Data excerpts

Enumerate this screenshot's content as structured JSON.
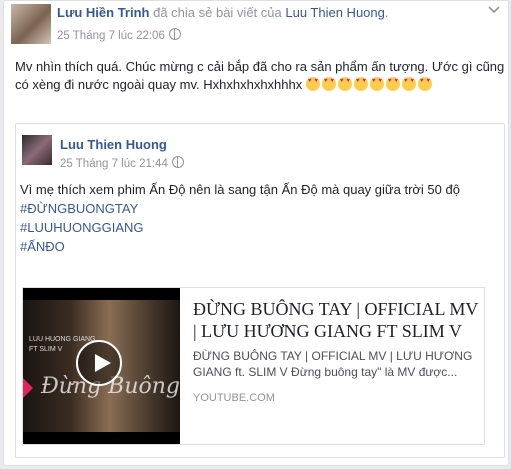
{
  "post": {
    "author": "Lưu Hiền Trinh",
    "action": "đã chia sẻ bài viết của",
    "shared_from": "Luu Thien Huong",
    "timestamp": "25 Tháng 7 lúc 22:06",
    "text": "Mv nhìn thích quá. Chúc mừng c cải bắp đã cho ra sản phẩm ấn tượng. Ước gì cũng có xèng đi nước ngoài quay mv. Hxhxhxhxhxhhhx",
    "emoji_count": 8
  },
  "shared": {
    "author": "Luu Thien Huong",
    "timestamp": "25 Tháng 7 lúc 21:44",
    "text": "Vì mẹ thích xem phim Ấn Độ nên là sang tận Ấn Độ mà quay giữa trời 50 độ",
    "hashtags": [
      "#ĐỪNGBUONGTAY",
      "#LUUHUONGGIANG",
      "#ẤNĐO"
    ]
  },
  "link_card": {
    "title": "ĐỪNG BUÔNG TAY | OFFICIAL MV | LƯU HƯƠNG GIANG FT SLIM V",
    "description": "ĐỪNG BUÔNG TAY | OFFICIAL MV | LƯU HƯƠNG GIANG ft. SLIM V Đừng buông tay\" là MV được...",
    "source": "YOUTUBE.COM",
    "thumb_title": "Đừng Buông Tay",
    "thumb_artist": "LUU HUONG GIANG",
    "thumb_feat": "FT SLIM V"
  },
  "icons": {
    "audience": "globe-icon",
    "menu": "chevron-down-icon",
    "play": "play-icon",
    "emoji": "heart-eyes-emoji-icon"
  },
  "colors": {
    "link": "#365899",
    "meta": "#90949c",
    "text": "#1d2129"
  }
}
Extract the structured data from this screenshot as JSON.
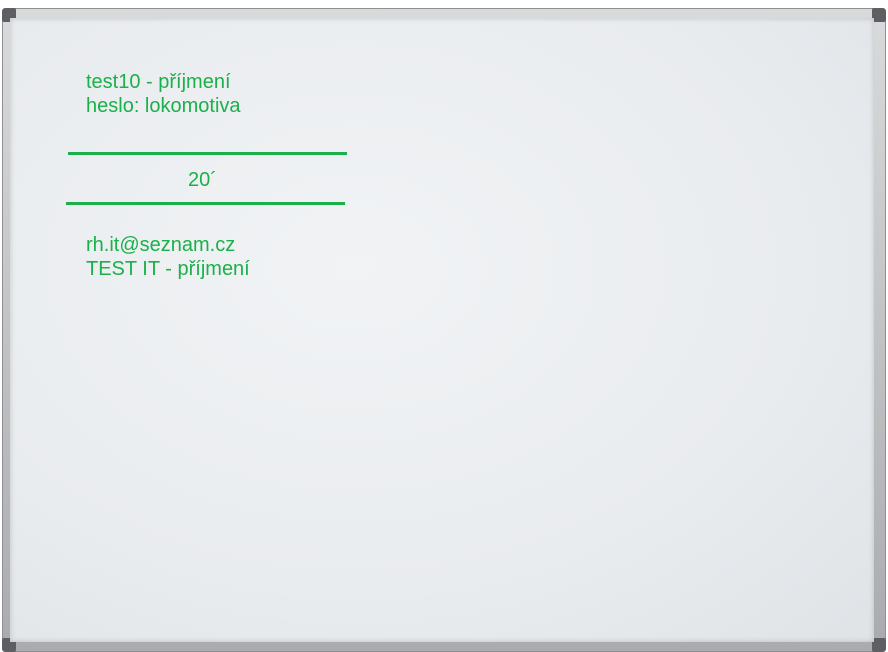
{
  "colors": {
    "ink": "#1bb04a",
    "frame": "#b4b6b9",
    "corner": "#5d5f63",
    "surface": "#e9ecef"
  },
  "board": {
    "line1": "test10 - příjmení",
    "line2": "heslo: lokomotiva",
    "time": "20´",
    "email": "rh.it@seznam.cz",
    "subject": "TEST IT - příjmení"
  }
}
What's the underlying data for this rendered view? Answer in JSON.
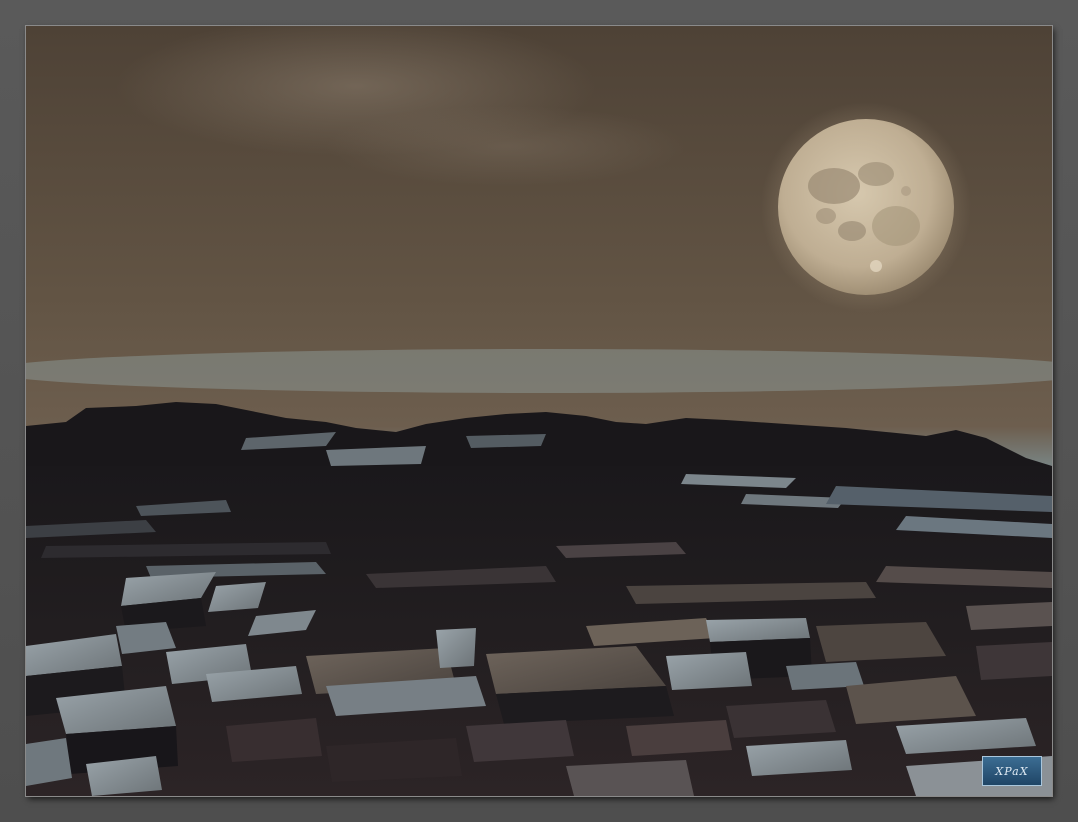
{
  "image": {
    "scene": "moonlit-blocky-terrain",
    "colors": {
      "sky_top": "#4f4337",
      "sky_mid": "#6b5b4a",
      "horizon_haze": "#7f96a0",
      "moon": "#c9b9a0",
      "terrain_dark": "#1c1a1c",
      "terrain_light": "#8f9aa0",
      "frame": "#555555"
    }
  },
  "watermark": {
    "text": "XPaX"
  }
}
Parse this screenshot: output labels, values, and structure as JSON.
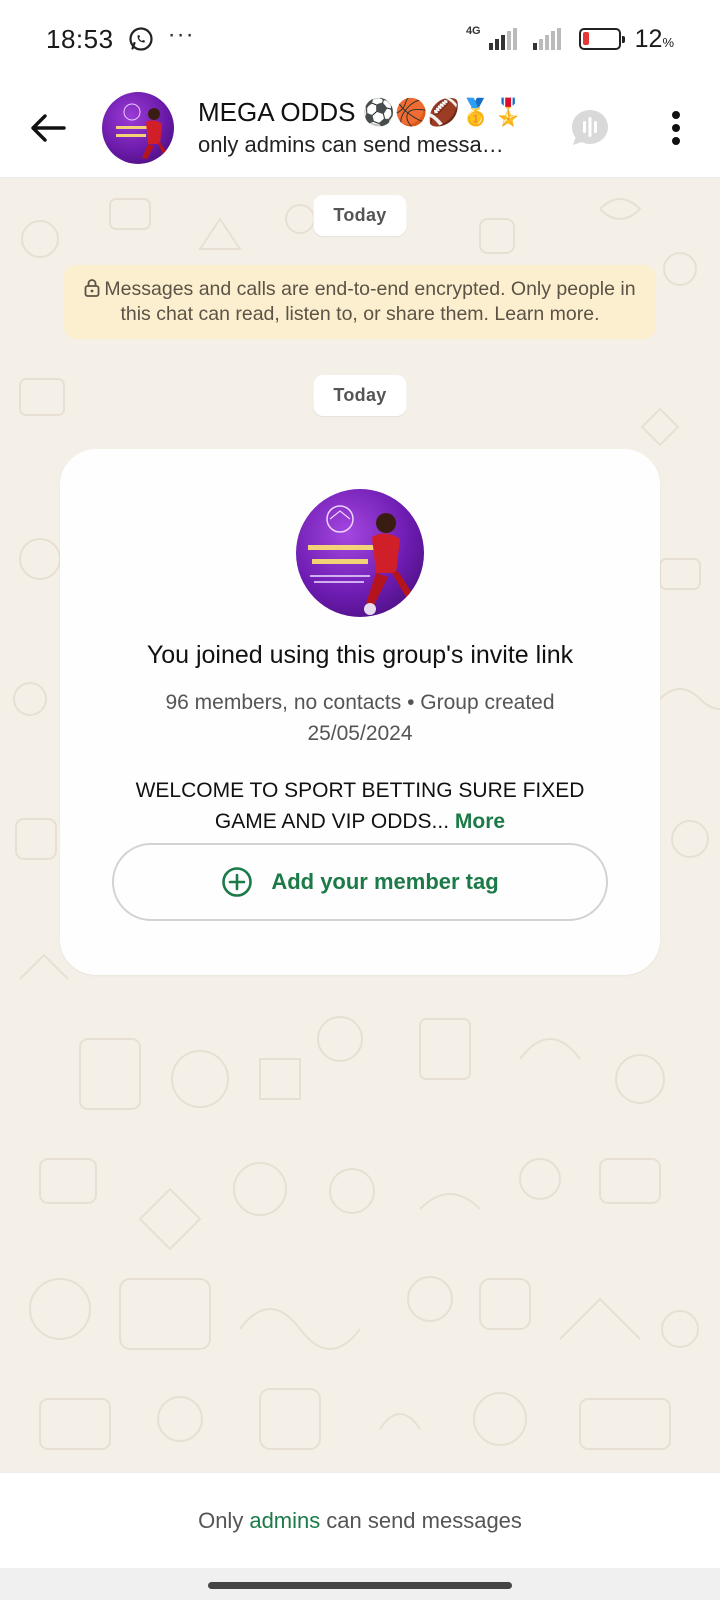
{
  "status_bar": {
    "time": "18:53",
    "dots": "···",
    "network": "4G",
    "battery_percent": "12",
    "battery_unit": "%"
  },
  "header": {
    "group_name": "MEGA ODDS ⚽🏀🏈🥇🎖️",
    "subtitle": "only admins can send messa…",
    "avatar_text_1": "PROGRAMMED GAMES",
    "avatar_text_2": "AVAILABLE NOW"
  },
  "chat": {
    "date_label_1": "Today",
    "encryption_notice": "Messages and calls are end-to-end encrypted. Only people in this chat can read, listen to, or share them. Learn more.",
    "date_label_2": "Today",
    "card": {
      "title": "You joined using this group's invite link",
      "meta_line_1": "96 members, no contacts • Group created",
      "meta_line_2": "25/05/2024",
      "description": "WELCOME TO SPORT BETTING SURE FIXED GAME AND VIP ODDS...",
      "more_label": "More",
      "member_tag_label": "Add your member tag",
      "avatar_text_1": "PROGRAMMED GAMES",
      "avatar_text_2": "AVAILABLE NOW"
    }
  },
  "footer": {
    "prefix": "Only",
    "link": "admins",
    "suffix": "can send messages"
  },
  "colors": {
    "accent_green": "#1b7a47",
    "encryption_bg": "#fcefcf",
    "wallpaper_bg": "#f4f0e8",
    "avatar_purple": "#6c1bb0"
  }
}
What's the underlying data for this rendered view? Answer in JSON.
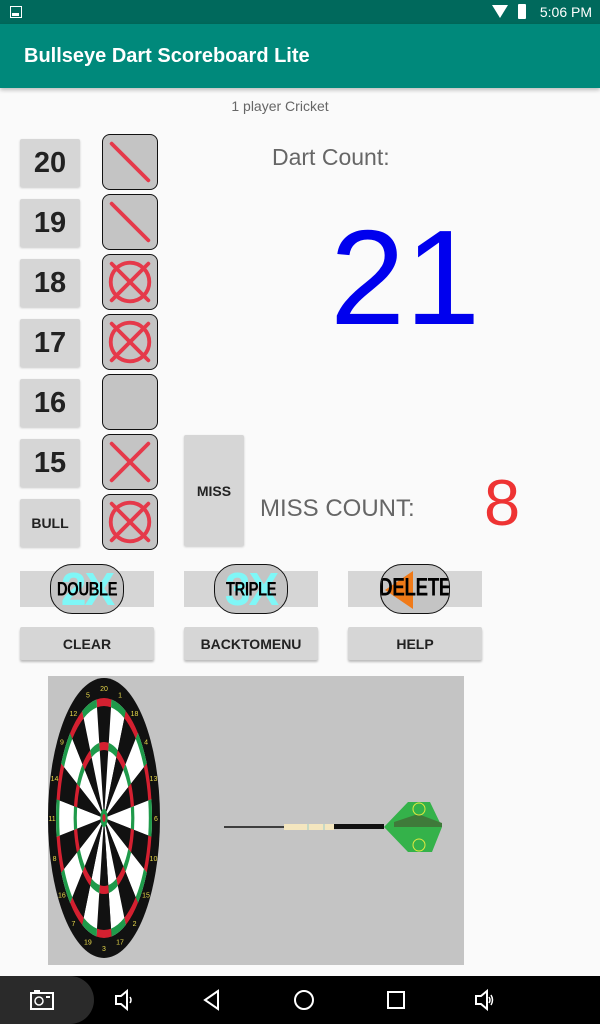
{
  "status_bar": {
    "time": "5:06 PM",
    "icons": [
      "image-icon",
      "wifi-icon",
      "battery-icon"
    ]
  },
  "app_bar": {
    "title": "Bullseye Dart Scoreboard Lite"
  },
  "game_mode": "1 player Cricket",
  "targets": [
    {
      "label": "20",
      "marks": 1
    },
    {
      "label": "19",
      "marks": 1
    },
    {
      "label": "18",
      "marks": 3
    },
    {
      "label": "17",
      "marks": 3
    },
    {
      "label": "16",
      "marks": 0
    },
    {
      "label": "15",
      "marks": 2
    },
    {
      "label": "BULL",
      "marks": 3
    }
  ],
  "miss_button": "MISS",
  "dart_count": {
    "label": "Dart Count:",
    "value": "21"
  },
  "miss_count": {
    "label": "MISS COUNT:",
    "value": "8"
  },
  "modifiers": {
    "double": {
      "label": "DOUBLE",
      "badge": "2X"
    },
    "triple": {
      "label": "TRIPLE",
      "badge": "3X"
    },
    "delete": {
      "label": "DELETE"
    }
  },
  "actions": {
    "clear": "CLEAR",
    "back": "BACKTOMENU",
    "help": "HELP"
  },
  "dartboard_numbers": [
    "20",
    "1",
    "18",
    "4",
    "13",
    "6",
    "10",
    "15",
    "2",
    "17",
    "3",
    "19",
    "7",
    "16",
    "8",
    "11",
    "14",
    "9",
    "12",
    "5"
  ],
  "colors": {
    "accent": "#00897b",
    "dark_accent": "#00695c",
    "dart_count": "#0000ee",
    "miss_count": "#ee3333",
    "mark": "#e5394a"
  },
  "nav_bar": {
    "icons": [
      "screenshot-icon",
      "volume-down-icon",
      "back-icon",
      "home-icon",
      "recents-icon",
      "volume-up-icon"
    ]
  }
}
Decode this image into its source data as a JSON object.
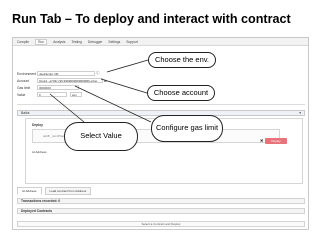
{
  "slide": {
    "title": "Run Tab – To deploy and interact with contract"
  },
  "menu": {
    "items": [
      "Compile",
      "Run",
      "Analysis",
      "Testing",
      "Debugger",
      "Settings",
      "Support"
    ],
    "active": "Run"
  },
  "form": {
    "environment": {
      "label": "Environment",
      "value": "JavaScript VM"
    },
    "account": {
      "label": "Account",
      "value": "0xca3...a733c (99.999999999999998) ether"
    },
    "gas_limit": {
      "label": "Gas limit",
      "value": "3000000"
    },
    "value": {
      "label": "Value",
      "value": "0",
      "unit": "wei"
    }
  },
  "deploy": {
    "selected_contract": "Ballot",
    "panel_label": "Deploy",
    "constructor_placeholder": "uint8 _numProposals",
    "button_label": "Deploy",
    "link_text": "At Address"
  },
  "lower_tabs": [
    "At Address",
    "Load contract from Address"
  ],
  "sections": {
    "transactions": "Transactions recorded: 0",
    "deployed": "Deployed Contracts"
  },
  "status_text": "Select a Contract and Deploy",
  "callouts": {
    "env": "Choose the env.",
    "account": "Choose account",
    "gas": "Configure gas limit",
    "value": "Select Value"
  },
  "colors": {
    "deploy_button": "#e8737a",
    "callout_border": "#222222"
  }
}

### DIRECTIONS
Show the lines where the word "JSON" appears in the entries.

### YOUR RESPONSE
Enumerate this screenshot's content as structured JSON.
Extract the structured data from this screenshot as JSON.
What's the underlying data for this rendered view? Answer in JSON.
Parse this screenshot: output labels, values, and structure as JSON.
What's the underlying data for this rendered view? Answer in JSON.
Decode this image into its source data as a JSON object.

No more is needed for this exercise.